* REQUIREMENT *
The number of lines below holding the string "Далее" is the only answer wanted.

* DATA SUPPLIED *
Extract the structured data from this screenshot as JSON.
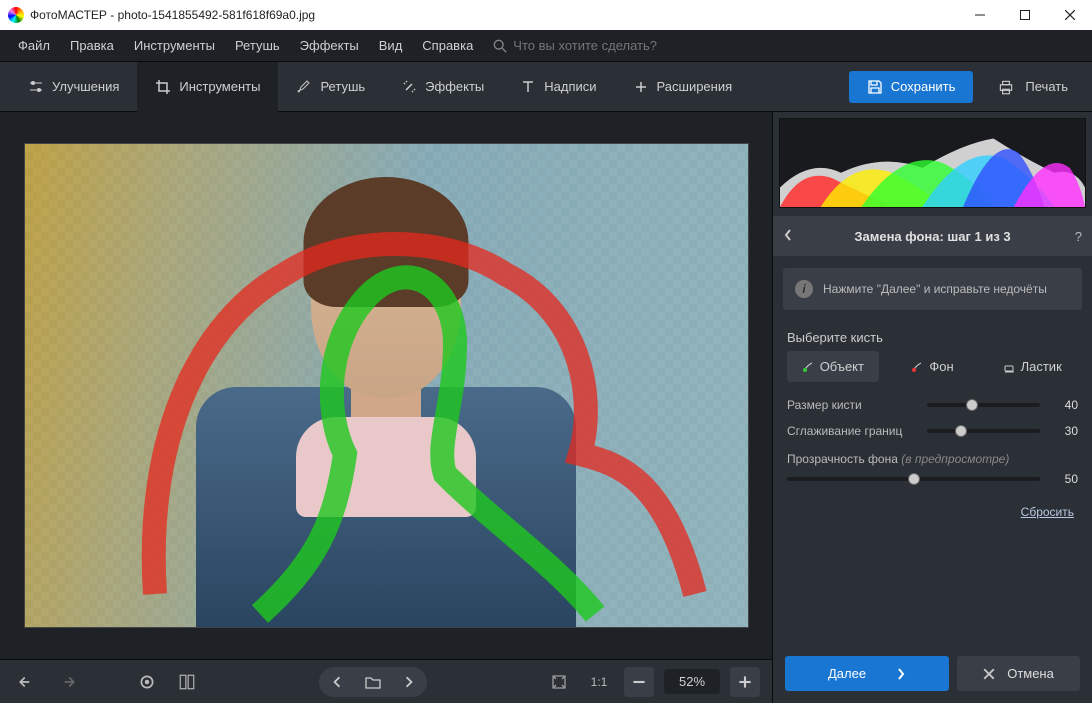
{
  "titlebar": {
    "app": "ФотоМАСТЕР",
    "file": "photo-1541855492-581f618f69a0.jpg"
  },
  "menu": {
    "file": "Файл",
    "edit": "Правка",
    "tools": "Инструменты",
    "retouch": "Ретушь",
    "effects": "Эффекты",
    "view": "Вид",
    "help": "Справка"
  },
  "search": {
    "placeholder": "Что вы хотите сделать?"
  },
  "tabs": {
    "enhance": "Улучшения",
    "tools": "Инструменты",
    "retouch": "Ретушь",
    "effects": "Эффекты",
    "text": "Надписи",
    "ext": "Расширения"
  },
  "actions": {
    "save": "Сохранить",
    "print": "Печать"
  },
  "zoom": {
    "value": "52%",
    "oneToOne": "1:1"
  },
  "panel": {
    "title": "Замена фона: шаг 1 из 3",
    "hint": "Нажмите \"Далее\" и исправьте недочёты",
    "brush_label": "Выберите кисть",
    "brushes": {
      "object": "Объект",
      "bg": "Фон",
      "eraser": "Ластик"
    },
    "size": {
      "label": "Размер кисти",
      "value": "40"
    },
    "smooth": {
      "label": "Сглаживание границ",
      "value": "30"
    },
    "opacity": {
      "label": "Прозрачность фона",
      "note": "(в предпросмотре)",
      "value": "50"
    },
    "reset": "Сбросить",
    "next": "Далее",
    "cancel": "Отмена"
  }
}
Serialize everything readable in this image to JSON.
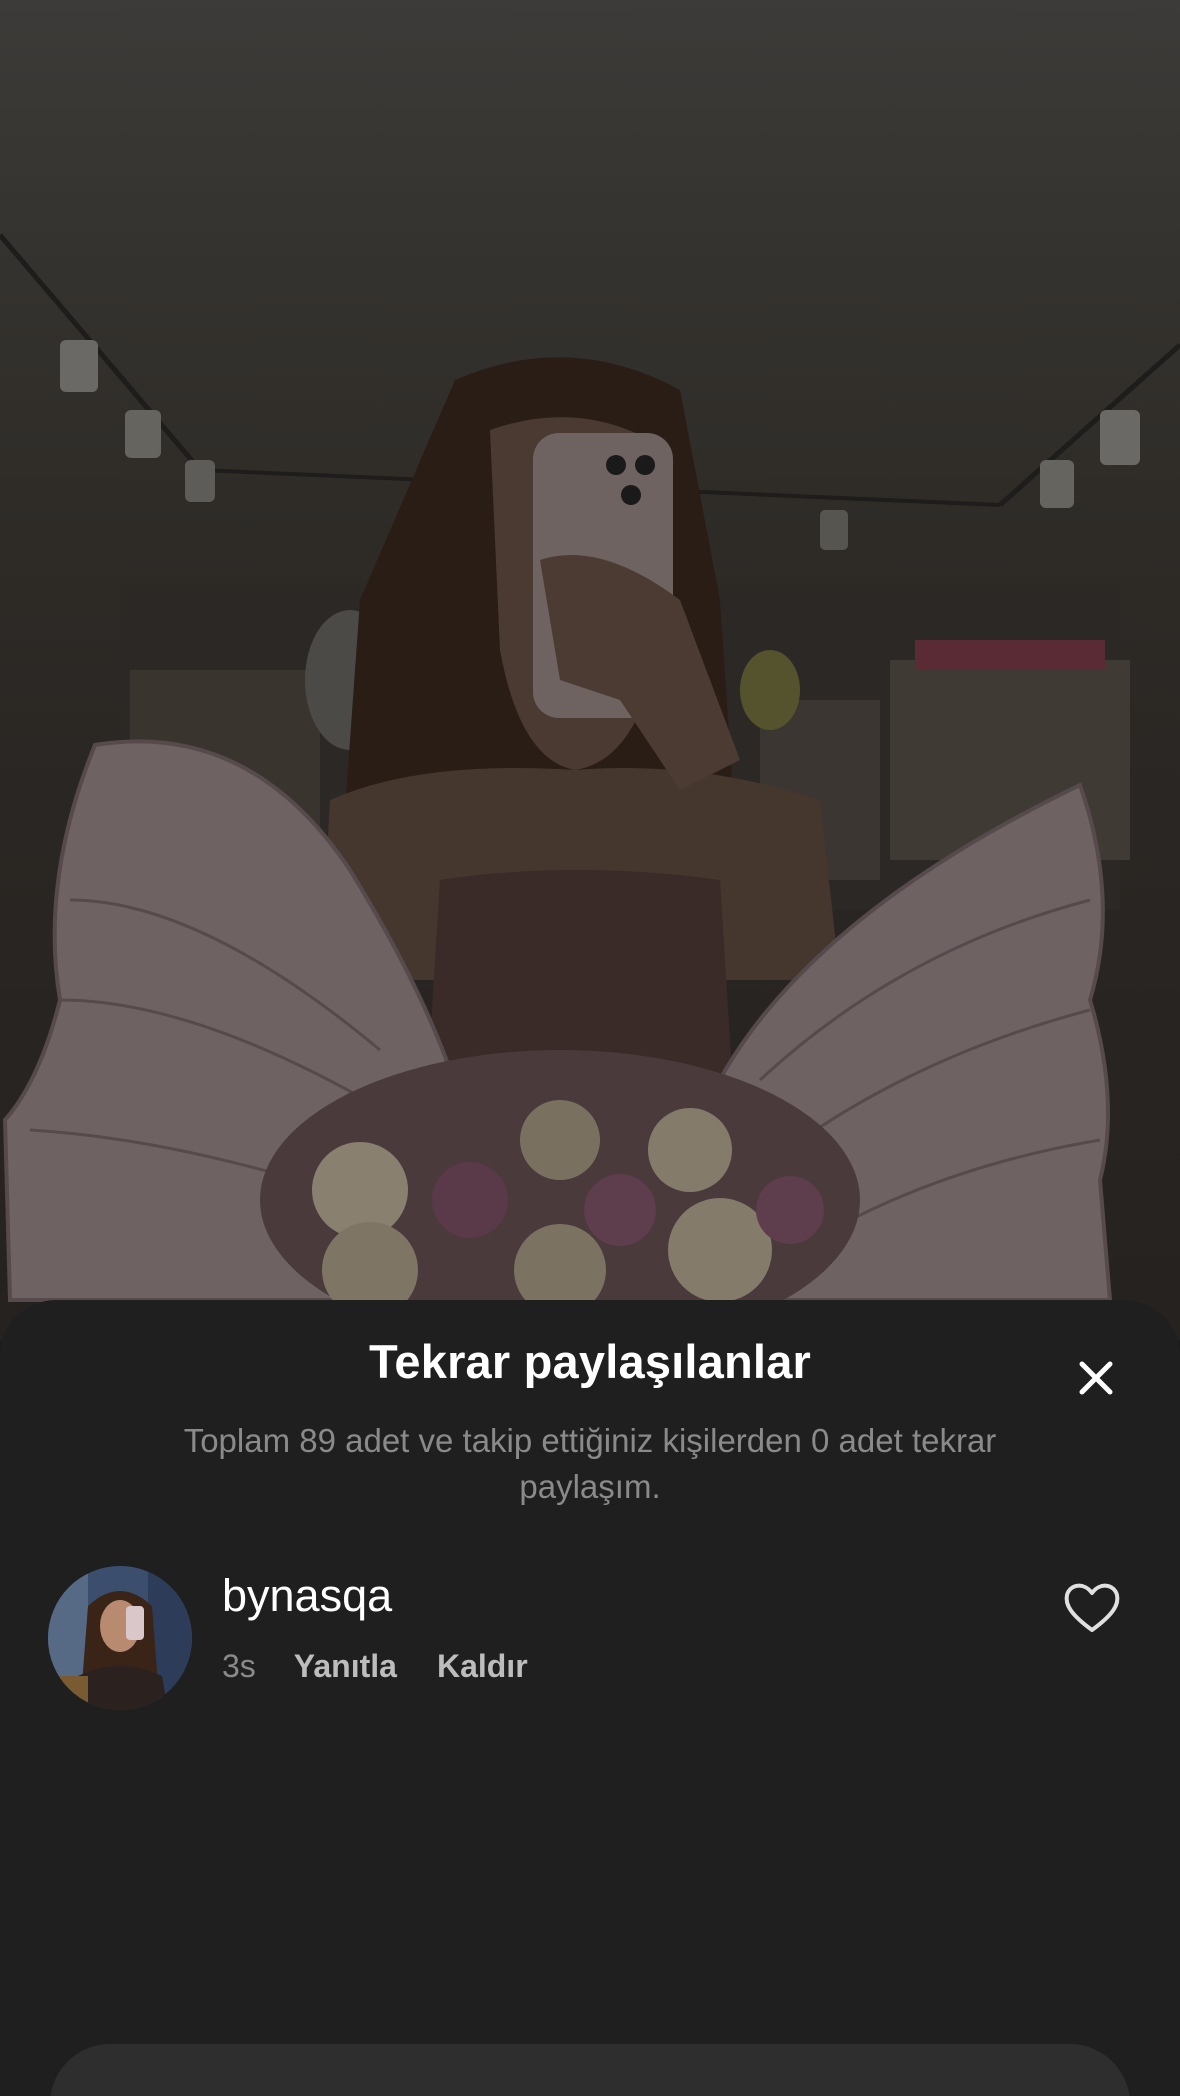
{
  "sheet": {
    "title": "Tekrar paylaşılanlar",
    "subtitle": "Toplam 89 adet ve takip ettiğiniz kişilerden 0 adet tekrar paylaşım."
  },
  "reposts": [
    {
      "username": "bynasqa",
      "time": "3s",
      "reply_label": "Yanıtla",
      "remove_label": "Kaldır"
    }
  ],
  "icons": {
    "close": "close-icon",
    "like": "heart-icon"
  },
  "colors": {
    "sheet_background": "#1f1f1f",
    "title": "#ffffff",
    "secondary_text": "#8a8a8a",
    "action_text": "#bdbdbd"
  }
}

* TASK RESPONSE *
2